Not all of T.W. Food's ideas hit the mark. There are occasional dishes that fizzle -- at the beginning of one meal, a complementary shot of arugula and rosemary soup with raw sea bass fails to amuse the bouche; the cream flavor outweighs the green flavors, and the fish hunks sink to the bottom. The cheese course in the chef's-choice menu one Wednesday is a slice of plain, grainy goat cheese served with wan pieces of brown bread. It needs fruit, nuts, honey, anything.
The room itself is cozy but unmemorable, a brick wall and then some off-white walls, a gray-and-white scroll of floral fabric hanging on one, a few pieces of Japanese furniture, IKEA chairs. This may be an acceptable tradeoff for those who would rather have the owners spend money on plentiful wild chanterelles than super-sweet seats to lounge on during T.W. Food's Euro-slow meals.
Less acceptable may be touches that can come off as precious. The many quotation marks on the menus (is the "Wellfleet" oyster not really from Wellfleet?), the servers' insistence on offering "Cambridge filtered" when relaying water choices -- these could wear on someone with a sensitive twee-o-meter. If these things seemed insincere, I too might roll my eyes. But they feel like they come from the heart, and it's hard to fault anyone for caring this much.

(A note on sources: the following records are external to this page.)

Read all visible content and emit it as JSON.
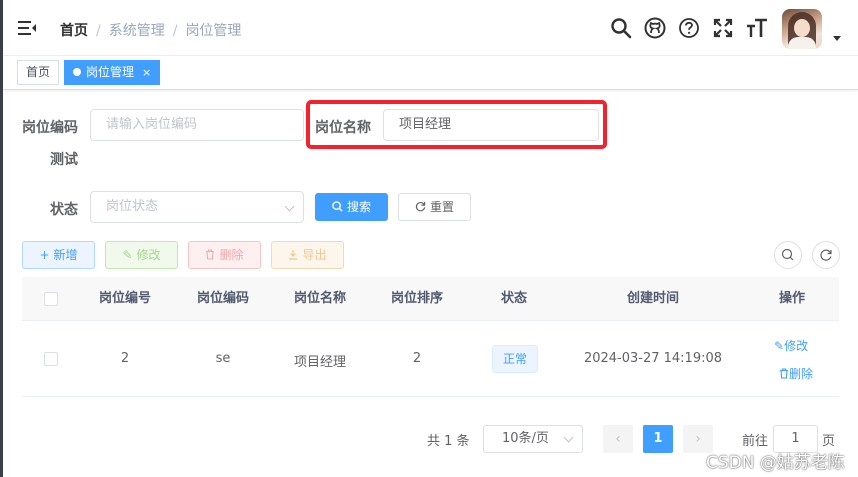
{
  "navbar": {
    "breadcrumb": [
      "首页",
      "系统管理",
      "岗位管理"
    ],
    "icons": [
      "search-icon",
      "github-icon",
      "question-icon",
      "fullscreen-icon",
      "font-size-icon"
    ]
  },
  "tags": [
    {
      "label": "首页"
    },
    {
      "label": "岗位管理",
      "close": "×"
    }
  ],
  "search_form": {
    "post_code": {
      "label": "岗位编码",
      "placeholder": "请输入岗位编码",
      "value": ""
    },
    "post_name": {
      "label": "岗位名称",
      "value": "项目经理"
    },
    "test_label": "测试",
    "status": {
      "label": "状态",
      "placeholder": "岗位状态"
    },
    "search_button": "搜索",
    "reset_button": "重置"
  },
  "toolbar": {
    "add": "新增",
    "edit": "修改",
    "delete": "删除",
    "export": "导出"
  },
  "table": {
    "columns": [
      "岗位编号",
      "岗位编码",
      "岗位名称",
      "岗位排序",
      "状态",
      "创建时间",
      "操作"
    ],
    "rows": [
      {
        "id": "2",
        "code": "se",
        "name": "项目经理",
        "sort": "2",
        "status": "正常",
        "created": "2024-03-27 14:19:08",
        "actions": [
          "修改",
          "删除"
        ]
      }
    ]
  },
  "pagination": {
    "total": "共 1 条",
    "page_size": "10条/页",
    "current_page": "1",
    "goto_prefix": "前往",
    "goto_value": "1",
    "goto_suffix": "页"
  },
  "watermark": "CSDN @姑苏老陈",
  "colors": {
    "primary": "#409eff",
    "highlight_box": "#f5222d",
    "success": "#67c23a",
    "danger": "#f56c6c",
    "warning": "#e6a23c"
  }
}
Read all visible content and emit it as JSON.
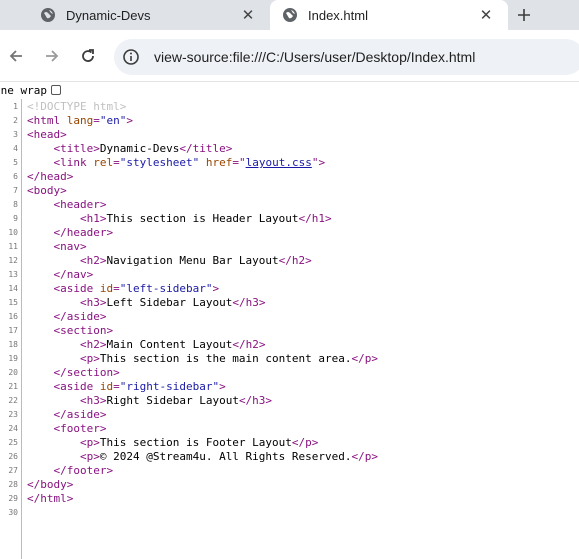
{
  "tabs": [
    {
      "title": "Dynamic-Devs",
      "active": false
    },
    {
      "title": "Index.html",
      "active": true
    }
  ],
  "address_bar": {
    "url": "view-source:file:///C:/Users/user/Desktop/Index.html"
  },
  "line_wrap_label": "ine wrap",
  "colors": {
    "tag": "#881280",
    "attr": "#994500",
    "value": "#1a1aa6",
    "doctype": "#c0c0c0"
  },
  "source_lines": [
    {
      "n": "1",
      "indent": "",
      "parts": [
        [
          "doctype",
          "<!DOCTYPE html>"
        ]
      ]
    },
    {
      "n": "2",
      "indent": "",
      "parts": [
        [
          "tag",
          "<html "
        ],
        [
          "attr",
          "lang"
        ],
        [
          "tag",
          "="
        ],
        [
          "val",
          "\"en\""
        ],
        [
          "tag",
          ">"
        ]
      ]
    },
    {
      "n": "3",
      "indent": "",
      "parts": [
        [
          "tag",
          "<head>"
        ]
      ]
    },
    {
      "n": "4",
      "indent": "    ",
      "parts": [
        [
          "tag",
          "<title>"
        ],
        [
          "text",
          "Dynamic-Devs"
        ],
        [
          "tag",
          "</title>"
        ]
      ]
    },
    {
      "n": "5",
      "indent": "    ",
      "parts": [
        [
          "tag",
          "<link "
        ],
        [
          "attr",
          "rel"
        ],
        [
          "tag",
          "="
        ],
        [
          "val",
          "\"stylesheet\""
        ],
        [
          "text",
          " "
        ],
        [
          "attr",
          "href"
        ],
        [
          "tag",
          "=\""
        ],
        [
          "link",
          "layout.css"
        ],
        [
          "tag",
          "\">"
        ]
      ]
    },
    {
      "n": "6",
      "indent": "",
      "parts": [
        [
          "tag",
          "</head>"
        ]
      ]
    },
    {
      "n": "7",
      "indent": "",
      "parts": [
        [
          "tag",
          "<body>"
        ]
      ]
    },
    {
      "n": "8",
      "indent": "    ",
      "parts": [
        [
          "tag",
          "<header>"
        ]
      ]
    },
    {
      "n": "9",
      "indent": "        ",
      "parts": [
        [
          "tag",
          "<h1>"
        ],
        [
          "text",
          "This section is Header Layout"
        ],
        [
          "tag",
          "</h1>"
        ]
      ]
    },
    {
      "n": "10",
      "indent": "    ",
      "parts": [
        [
          "tag",
          "</header>"
        ]
      ]
    },
    {
      "n": "11",
      "indent": "    ",
      "parts": [
        [
          "tag",
          "<nav>"
        ]
      ]
    },
    {
      "n": "12",
      "indent": "        ",
      "parts": [
        [
          "tag",
          "<h2>"
        ],
        [
          "text",
          "Navigation Menu Bar Layout"
        ],
        [
          "tag",
          "</h2>"
        ]
      ]
    },
    {
      "n": "13",
      "indent": "    ",
      "parts": [
        [
          "tag",
          "</nav>"
        ]
      ]
    },
    {
      "n": "14",
      "indent": "    ",
      "parts": [
        [
          "tag",
          "<aside "
        ],
        [
          "attr",
          "id"
        ],
        [
          "tag",
          "="
        ],
        [
          "val",
          "\"left-sidebar\""
        ],
        [
          "tag",
          ">"
        ]
      ]
    },
    {
      "n": "15",
      "indent": "        ",
      "parts": [
        [
          "tag",
          "<h3>"
        ],
        [
          "text",
          "Left Sidebar Layout"
        ],
        [
          "tag",
          "</h3>"
        ]
      ]
    },
    {
      "n": "16",
      "indent": "    ",
      "parts": [
        [
          "tag",
          "</aside>"
        ]
      ]
    },
    {
      "n": "17",
      "indent": "    ",
      "parts": [
        [
          "tag",
          "<section>"
        ]
      ]
    },
    {
      "n": "18",
      "indent": "        ",
      "parts": [
        [
          "tag",
          "<h2>"
        ],
        [
          "text",
          "Main Content Layout"
        ],
        [
          "tag",
          "</h2>"
        ]
      ]
    },
    {
      "n": "19",
      "indent": "        ",
      "parts": [
        [
          "tag",
          "<p>"
        ],
        [
          "text",
          "This section is the main content area."
        ],
        [
          "tag",
          "</p>"
        ]
      ]
    },
    {
      "n": "20",
      "indent": "    ",
      "parts": [
        [
          "tag",
          "</section>"
        ]
      ]
    },
    {
      "n": "21",
      "indent": "    ",
      "parts": [
        [
          "tag",
          "<aside "
        ],
        [
          "attr",
          "id"
        ],
        [
          "tag",
          "="
        ],
        [
          "val",
          "\"right-sidebar\""
        ],
        [
          "tag",
          ">"
        ]
      ]
    },
    {
      "n": "22",
      "indent": "        ",
      "parts": [
        [
          "tag",
          "<h3>"
        ],
        [
          "text",
          "Right Sidebar Layout"
        ],
        [
          "tag",
          "</h3>"
        ]
      ]
    },
    {
      "n": "23",
      "indent": "    ",
      "parts": [
        [
          "tag",
          "</aside>"
        ]
      ]
    },
    {
      "n": "24",
      "indent": "    ",
      "parts": [
        [
          "tag",
          "<footer>"
        ]
      ]
    },
    {
      "n": "25",
      "indent": "        ",
      "parts": [
        [
          "tag",
          "<p>"
        ],
        [
          "text",
          "This section is Footer Layout"
        ],
        [
          "tag",
          "</p>"
        ]
      ]
    },
    {
      "n": "26",
      "indent": "        ",
      "parts": [
        [
          "tag",
          "<p>"
        ],
        [
          "text",
          "© 2024 @Stream4u. All Rights Reserved."
        ],
        [
          "tag",
          "</p>"
        ]
      ]
    },
    {
      "n": "27",
      "indent": "    ",
      "parts": [
        [
          "tag",
          "</footer>"
        ]
      ]
    },
    {
      "n": "28",
      "indent": "",
      "parts": [
        [
          "tag",
          "</body>"
        ]
      ]
    },
    {
      "n": "29",
      "indent": "",
      "parts": [
        [
          "tag",
          "</html>"
        ]
      ]
    },
    {
      "n": "30",
      "indent": "",
      "parts": []
    }
  ]
}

Because what is abundantly clear -- from the ever-renewing menu, the painstakingly sourced ingredients, the grueling schedule the Wiechmanns have set for themselves (in the winter they'll be open seven days a week), Bronwyn's front-of-the-house solicitousness -- is that T.W. Food's owners care. A lot. There are questions: Can they keep up this pace without burning out? What will the menu be like in winter? Will people "get it" enough to want to keep coming back?
But if you don't take risks, you don't broaden the culinary landscape. T.W. Food isn't afraid to reach, and for that it gets major points. Long live difference.